New Fulbright Fellowships (and Study America Awardees)

Generous external funding from the Fulbright Program, the Irish Government’s Department of Community, Rural and Gaeltacht Affairs and National Lottery has allowed us to bring in a new teachers to meet the overwhelming demand for Irish language classes.

Marcas Mac Coinnigh is the Senior Fulbright Irish Language Scholar at the Department of Irish Language and Literature for 2010-11. He is originally from Omagh, Co. Tyrone. He holds a BA in Irish Language and Literature (First Class Honors) and a PhD in Irish Language from the University of Ulster.

He previously held the Vera Furness Research Fellowship at the University of Ulster (2003-2006) where he worked on A Concise Dictionary of Modern Irish. In 2006 he received an IRCHSS Post-doctoral Fellowship to conduct research in the Department of Modern Irish, University College Cork, on the subject of Irish proverbial collections. He is currently a lecturer in Irish and Celtic Studies at Queen’s University Belfast (2007–), where he teaches courses on Irish language and literature, folklore studies and Irish translation studies.

Whilst at Notre Dame, he will carry out research in the field of Irish paremiology and paremiography, and will also teach courses on Irish folklore and Irish proverb studies.

 

Verona O’ Driscoll (Ní Dhrisceoil) was a Fulbright Teaching Scholar and Ph.D. exchange student at the Keough-Naughton Institute for Irish Studies, for the Spring Semester 2010. Verona is a native of Oileán Chléire, Co. Cork. She graduated from the National University of Ireland, Cork with a Law and Irish Degree in 2004 and an LLM in Criminal Justice (First Class Honors) in 2005.

Since then Verona has combined her interests in law and language, through teaching and research. In 2007/2008, she worked with the Law Reform Commission of Ireland and is the principal researcher of the Commission’s Report on Defences in Criminal Law. In 2008, she was awarded a Higher Education Authority (HEA) Scholarship to carry out research in the area of Law and Irish language rights. She is currently pursuing a doctoral study in this area under the supervision of Dr. Siobhan Mullally and while in Notre Dame, under the supervision of Prof. Brian Ó Conchubhair. The current working title of her thesis is Exploring language rights and the role of law in the future of the Irish language.

Gráinne Ní Mhuirí is the 2009-2010 Study America Foreign Language Teaching Assistant. She is from Dublin and received a BA in Celtic Studies and H. Dip in Education from the National University of Ireland, Maynooth. This semester Gráinne will teach Beginning Irish 2 and run the conversation table for students who wish to practice their language skills outside of the classroom.
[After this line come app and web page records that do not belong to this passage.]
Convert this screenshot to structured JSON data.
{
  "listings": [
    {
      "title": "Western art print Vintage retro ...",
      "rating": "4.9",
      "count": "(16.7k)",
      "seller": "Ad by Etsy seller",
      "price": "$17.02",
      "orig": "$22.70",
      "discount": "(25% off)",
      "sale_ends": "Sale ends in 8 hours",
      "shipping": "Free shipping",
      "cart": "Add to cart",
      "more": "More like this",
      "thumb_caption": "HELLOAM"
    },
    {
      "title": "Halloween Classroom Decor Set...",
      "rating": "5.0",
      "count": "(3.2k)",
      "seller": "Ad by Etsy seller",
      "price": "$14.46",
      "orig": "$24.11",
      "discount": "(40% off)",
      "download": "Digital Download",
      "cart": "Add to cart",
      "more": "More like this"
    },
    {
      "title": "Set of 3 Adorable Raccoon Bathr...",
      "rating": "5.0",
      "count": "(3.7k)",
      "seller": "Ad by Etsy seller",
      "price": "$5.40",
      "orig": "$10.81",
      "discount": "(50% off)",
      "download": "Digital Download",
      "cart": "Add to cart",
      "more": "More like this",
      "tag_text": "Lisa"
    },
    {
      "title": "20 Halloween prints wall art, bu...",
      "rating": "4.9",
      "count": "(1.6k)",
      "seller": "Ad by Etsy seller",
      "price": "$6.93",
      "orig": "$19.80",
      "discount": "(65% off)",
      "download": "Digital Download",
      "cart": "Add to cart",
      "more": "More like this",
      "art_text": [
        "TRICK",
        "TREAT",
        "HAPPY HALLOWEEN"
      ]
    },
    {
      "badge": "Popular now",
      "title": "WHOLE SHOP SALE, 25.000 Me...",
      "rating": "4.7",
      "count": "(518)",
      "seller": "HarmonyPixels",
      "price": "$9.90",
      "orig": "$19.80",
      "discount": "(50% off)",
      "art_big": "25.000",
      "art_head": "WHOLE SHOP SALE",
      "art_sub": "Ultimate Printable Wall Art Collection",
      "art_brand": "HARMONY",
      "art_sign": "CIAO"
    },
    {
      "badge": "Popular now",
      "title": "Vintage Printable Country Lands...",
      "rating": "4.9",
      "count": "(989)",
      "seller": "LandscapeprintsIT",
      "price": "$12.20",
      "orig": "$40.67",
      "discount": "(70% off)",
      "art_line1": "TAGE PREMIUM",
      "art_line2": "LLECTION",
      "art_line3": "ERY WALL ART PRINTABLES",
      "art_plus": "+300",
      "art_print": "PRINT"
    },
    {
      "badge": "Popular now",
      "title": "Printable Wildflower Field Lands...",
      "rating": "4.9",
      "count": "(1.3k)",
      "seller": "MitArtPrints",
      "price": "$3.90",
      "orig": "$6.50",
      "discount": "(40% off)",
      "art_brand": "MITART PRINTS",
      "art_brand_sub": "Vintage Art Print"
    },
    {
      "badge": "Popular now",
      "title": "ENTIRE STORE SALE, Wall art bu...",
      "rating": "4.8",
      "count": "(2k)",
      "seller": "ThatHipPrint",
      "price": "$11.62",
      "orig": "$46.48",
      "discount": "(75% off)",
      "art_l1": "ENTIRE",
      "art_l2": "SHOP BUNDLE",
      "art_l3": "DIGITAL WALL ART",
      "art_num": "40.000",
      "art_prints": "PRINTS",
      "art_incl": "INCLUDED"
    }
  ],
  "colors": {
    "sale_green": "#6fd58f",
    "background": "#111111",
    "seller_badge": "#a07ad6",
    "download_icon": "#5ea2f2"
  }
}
The 2008-2009 Fulbright FLTA, Anne Corbett is a native Irish speaker of Carna, Connemara, Co. Galway. She was awarded a degree in Irish and English from the National University of Ireland, Galway in 2004 where she continued to advance to a Higher Diploma in Education that was awarded to her in 2005. Following this, she was employed by the Irish Department at the National University of Ireland, Galway, as an Irish tutor and has continued to teach the Irish language at various levels since then. She completed a Masters in Nua-Ghaeilge in 2007, majoring in Sociolinguistics, and hopes to proceed to a Phd in the Irish language, regarding this field of study, in the future.
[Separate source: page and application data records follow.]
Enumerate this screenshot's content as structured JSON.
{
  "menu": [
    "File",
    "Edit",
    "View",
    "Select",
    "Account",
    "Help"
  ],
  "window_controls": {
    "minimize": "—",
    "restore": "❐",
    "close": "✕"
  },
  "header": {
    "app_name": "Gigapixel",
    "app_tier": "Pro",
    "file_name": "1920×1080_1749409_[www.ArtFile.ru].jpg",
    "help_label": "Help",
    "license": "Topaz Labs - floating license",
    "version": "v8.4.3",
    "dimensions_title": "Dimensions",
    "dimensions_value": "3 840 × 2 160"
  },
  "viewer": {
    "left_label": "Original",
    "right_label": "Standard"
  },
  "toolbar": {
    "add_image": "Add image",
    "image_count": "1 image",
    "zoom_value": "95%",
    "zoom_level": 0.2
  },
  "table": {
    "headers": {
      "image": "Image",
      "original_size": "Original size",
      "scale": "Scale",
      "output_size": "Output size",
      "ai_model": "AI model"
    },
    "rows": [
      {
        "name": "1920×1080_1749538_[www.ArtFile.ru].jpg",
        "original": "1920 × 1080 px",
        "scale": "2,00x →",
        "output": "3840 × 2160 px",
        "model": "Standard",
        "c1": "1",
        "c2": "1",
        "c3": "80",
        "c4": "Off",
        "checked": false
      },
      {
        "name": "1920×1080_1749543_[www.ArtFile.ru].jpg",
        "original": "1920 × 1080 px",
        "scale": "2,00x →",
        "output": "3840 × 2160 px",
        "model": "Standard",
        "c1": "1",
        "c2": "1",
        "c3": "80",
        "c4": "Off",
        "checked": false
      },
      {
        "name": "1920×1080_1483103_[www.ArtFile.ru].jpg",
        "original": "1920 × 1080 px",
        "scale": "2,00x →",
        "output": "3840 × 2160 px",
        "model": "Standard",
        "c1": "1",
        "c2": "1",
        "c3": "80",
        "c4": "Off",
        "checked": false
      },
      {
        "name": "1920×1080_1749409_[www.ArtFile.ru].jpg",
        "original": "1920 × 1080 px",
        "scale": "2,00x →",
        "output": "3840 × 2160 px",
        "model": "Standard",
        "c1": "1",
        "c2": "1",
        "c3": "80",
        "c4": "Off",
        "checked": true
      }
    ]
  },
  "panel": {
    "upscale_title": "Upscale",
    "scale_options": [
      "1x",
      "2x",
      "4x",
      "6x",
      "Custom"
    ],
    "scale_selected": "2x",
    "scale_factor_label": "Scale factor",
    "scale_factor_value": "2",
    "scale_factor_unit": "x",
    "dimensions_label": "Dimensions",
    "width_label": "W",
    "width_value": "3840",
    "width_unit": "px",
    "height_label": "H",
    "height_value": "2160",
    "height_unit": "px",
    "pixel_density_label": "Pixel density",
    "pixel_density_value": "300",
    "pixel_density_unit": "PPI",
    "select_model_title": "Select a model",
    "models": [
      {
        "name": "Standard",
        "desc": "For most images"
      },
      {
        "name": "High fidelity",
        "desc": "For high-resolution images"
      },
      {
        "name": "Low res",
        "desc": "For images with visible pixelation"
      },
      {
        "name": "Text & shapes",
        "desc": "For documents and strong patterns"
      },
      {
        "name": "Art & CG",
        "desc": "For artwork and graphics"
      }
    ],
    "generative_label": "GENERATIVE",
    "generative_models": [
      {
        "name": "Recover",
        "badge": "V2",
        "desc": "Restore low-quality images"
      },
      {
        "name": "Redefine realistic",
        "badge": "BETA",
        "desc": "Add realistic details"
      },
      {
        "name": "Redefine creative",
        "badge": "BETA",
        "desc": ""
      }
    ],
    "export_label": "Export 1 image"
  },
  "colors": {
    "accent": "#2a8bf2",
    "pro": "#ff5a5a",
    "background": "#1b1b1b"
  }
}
Tomás Ó Murchú a graduate of University College Cork, joined us as the 2007-08 Fulbright Foreign Language Teaching Assistant. This semester Tomás teaches Beginning Irish I and runs a weekly language club for undergraduate and graduate students seeking to practice and develop their language skills outside of the classroom. Tomás is taking graduate courses with Professor Breandán Ó Buachalla on the eighteenth-century lament Caoineadh Airt Uí Laoire and studying contemporary Irish poetry with Professor Bríona Nic Dhiarmada, Senior Fulbright Irish-Language Professor. His own scholarly interests are in the Munster dialect and its regional literature.